Intended for healthcare professionals

Rapid response to:

Reviews Personal views

I just wanted to be a doctor

BMJ 2006; 333 doi: (Published 10 August 2006) Cite this as: BMJ 2006;333:359

Rapid Response:

Glad that I am not the only one

Two recent excellent 'Personal View' articles, one by Mr G Williams
and the other by Dr Hunt just summarised perfectly what the current batch
of SHOs aka 'The lost tribe' need to do for career progression. Unless of
course, if one chooses to take time out to do research, provided that one
has sufficient savings to fund one's lifestyle during the interim, then
theoretically, that will put one in a much better position to capture a
registrar job. Well, that was it at least what it used to be. But in the
advent of MMC (Modernisng Medical Career), many including my clinical
tutor remain sceptical about diverging out from our career path to do
research. That does not leave us with much options other than to try to
publish materials of whatever sorts be it audits, letters, personal views
or ideally scientific papers.

Being a third year SHO, I have had my fair share of doing and
presenting audits.

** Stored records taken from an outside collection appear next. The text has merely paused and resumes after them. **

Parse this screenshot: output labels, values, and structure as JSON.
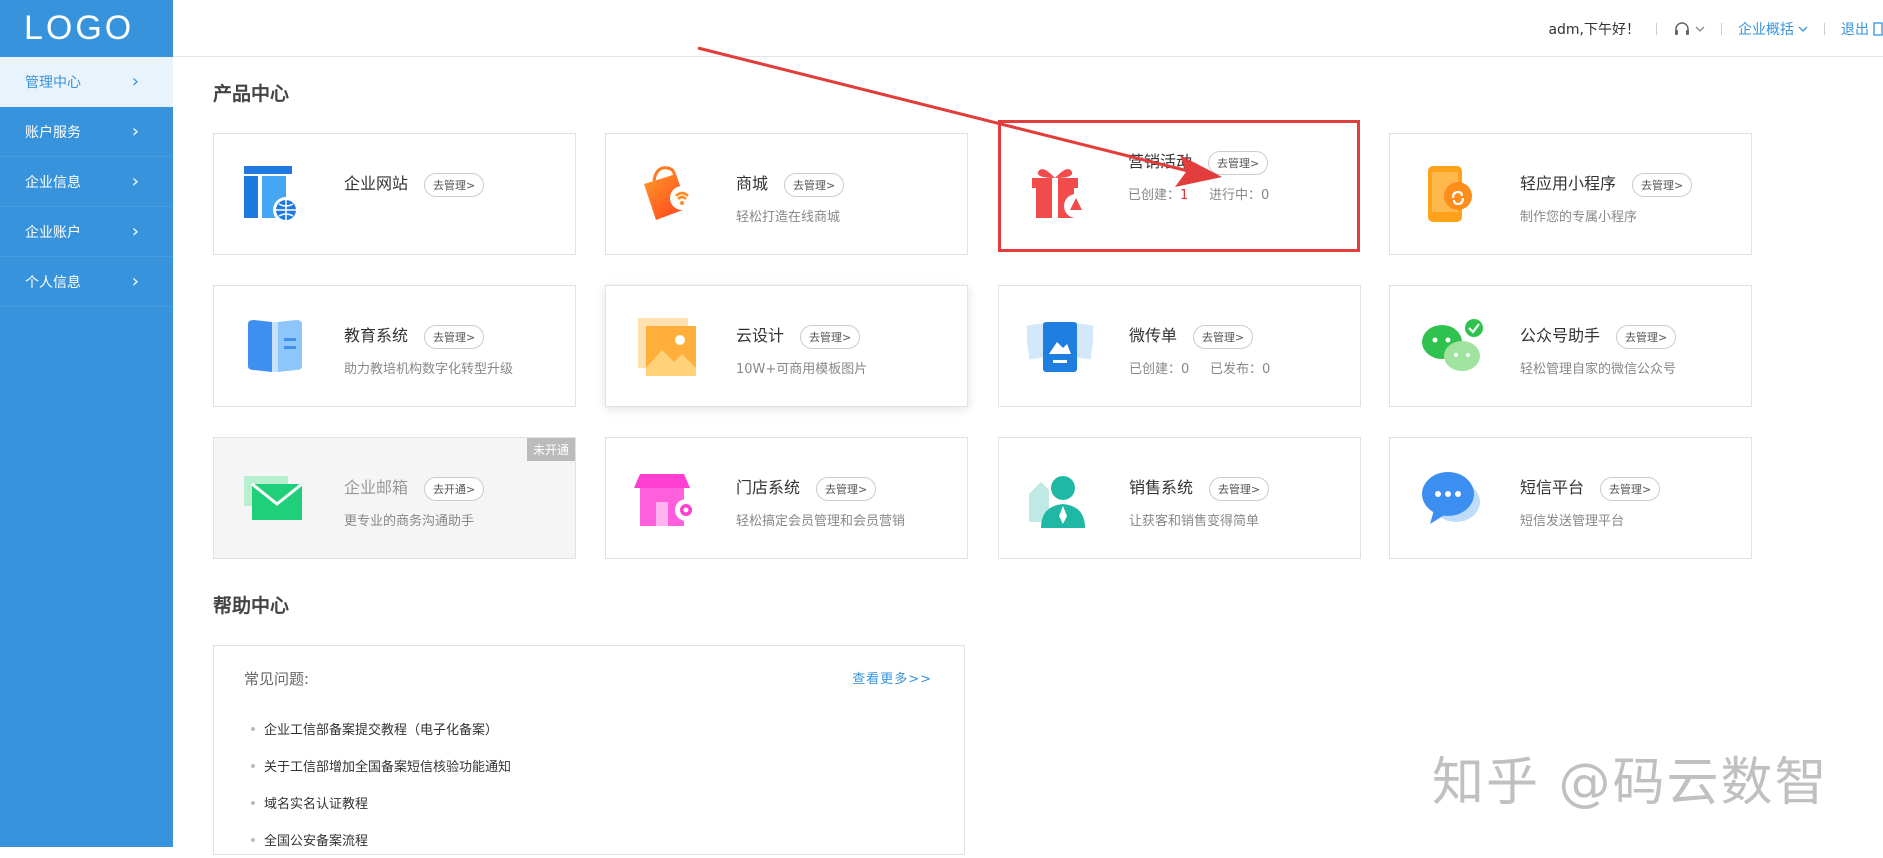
{
  "brand": {
    "logo": "LOGO"
  },
  "sidebar": {
    "items": [
      {
        "label": "管理中心",
        "active": true
      },
      {
        "label": "账户服务"
      },
      {
        "label": "企业信息"
      },
      {
        "label": "企业账户"
      },
      {
        "label": "个人信息"
      }
    ]
  },
  "header": {
    "greeting": "adm,下午好！",
    "overview": "企业概括",
    "logout": "退出"
  },
  "product_center": {
    "title": "产品中心",
    "cards": [
      {
        "name": "企业网站",
        "button": "去管理>",
        "desc": ""
      },
      {
        "name": "商城",
        "button": "去管理>",
        "desc": "轻松打造在线商城"
      },
      {
        "name": "营销活动",
        "button": "去管理>",
        "created_label": "已创建：",
        "created_value": "1",
        "progress_label": "进行中：",
        "progress_value": "0"
      },
      {
        "name": "轻应用小程序",
        "button": "去管理>",
        "desc": "制作您的专属小程序"
      },
      {
        "name": "教育系统",
        "button": "去管理>",
        "desc": "助力教培机构数字化转型升级"
      },
      {
        "name": "云设计",
        "button": "去管理>",
        "desc": "10W+可商用模板图片"
      },
      {
        "name": "微传单",
        "button": "去管理>",
        "created_label": "已创建：",
        "created_value": "0",
        "published_label": "已发布：",
        "published_value": "0"
      },
      {
        "name": "公众号助手",
        "button": "去管理>",
        "desc": "轻松管理自家的微信公众号"
      },
      {
        "name": "企业邮箱",
        "button": "去开通>",
        "desc": "更专业的商务沟通助手",
        "badge": "未开通"
      },
      {
        "name": "门店系统",
        "button": "去管理>",
        "desc": "轻松搞定会员管理和会员营销"
      },
      {
        "name": "销售系统",
        "button": "去管理>",
        "desc": "让获客和销售变得简单"
      },
      {
        "name": "短信平台",
        "button": "去管理>",
        "desc": "短信发送管理平台"
      }
    ]
  },
  "help_center": {
    "title": "帮助中心",
    "faq_heading": "常见问题:",
    "more": "查看更多>>",
    "items": [
      "企业工信部备案提交教程（电子化备案）",
      "关于工信部增加全国备案短信核验功能通知",
      "域名实名认证教程",
      "全国公安备案流程"
    ]
  },
  "watermark": "知乎 @码云数智",
  "colors": {
    "sidebar": "#3793db",
    "highlight": "#e23c3c",
    "accent": "#3793db"
  }
}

I must admit, though, I did not derive much pleasure or
satisfaction from audits but I know they are necessary to 'jazz' up my
curriculum vitae. Having said that, my sense of responsibility ensured
every audit I have done would ultimately benefit the patients. This did
not interfere with my clinical duties which I still regard as the utmost
important but unfortunately, it is not something that could be objectified
and measured for points in an interview. I have yet to come across an SpR
application form which asks us how many lives we have saved or improved
but instead how many publications we have under our belts.

My final advice is that the next time one walks into the hospital
compound, between seeing patients, during breaks or whilst walking out of
the hospital after work, think of anything that could possibly be audited
ie from floor cleaning (Health and Safety audit) to talking to patients
(Consent audit). The CPD (Continuing Professional Development) sessions
should be used to develop the audit rather than being used as 'me' time.
If still unsuccesful, at least one should know that one is not alone.

1. Williams G. Call for papers. BMJ 2006;333:207

2. Hunt T. I just wanted to be a doctor. BMJ 2006;333:359

Competing interests:
None declared

Competing interests: No competing interests

17 August 2006
Kai Leong
New Cross Hospital